### DESCRIPTION OF THE TASK
Work through the data line by line, gathering every line that has the word "progress".

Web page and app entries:
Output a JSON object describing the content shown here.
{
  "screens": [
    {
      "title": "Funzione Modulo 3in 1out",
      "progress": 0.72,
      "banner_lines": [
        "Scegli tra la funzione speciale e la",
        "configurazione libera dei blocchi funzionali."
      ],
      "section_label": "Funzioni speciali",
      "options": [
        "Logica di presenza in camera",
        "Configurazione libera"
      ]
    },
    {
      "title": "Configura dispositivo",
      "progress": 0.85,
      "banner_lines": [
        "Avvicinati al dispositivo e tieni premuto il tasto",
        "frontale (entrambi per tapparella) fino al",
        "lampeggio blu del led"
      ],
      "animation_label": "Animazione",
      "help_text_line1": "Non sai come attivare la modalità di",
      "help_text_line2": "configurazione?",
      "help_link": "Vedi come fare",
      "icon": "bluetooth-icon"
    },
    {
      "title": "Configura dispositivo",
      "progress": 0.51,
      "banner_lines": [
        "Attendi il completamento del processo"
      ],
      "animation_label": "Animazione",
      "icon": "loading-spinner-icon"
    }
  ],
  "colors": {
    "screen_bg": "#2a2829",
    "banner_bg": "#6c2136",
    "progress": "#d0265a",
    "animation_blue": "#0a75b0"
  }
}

### RESPONSE AREA
      "progress": 0.72,
      "progress": 0.85,
      "progress": 0.51,
    "progress": "#d0265a",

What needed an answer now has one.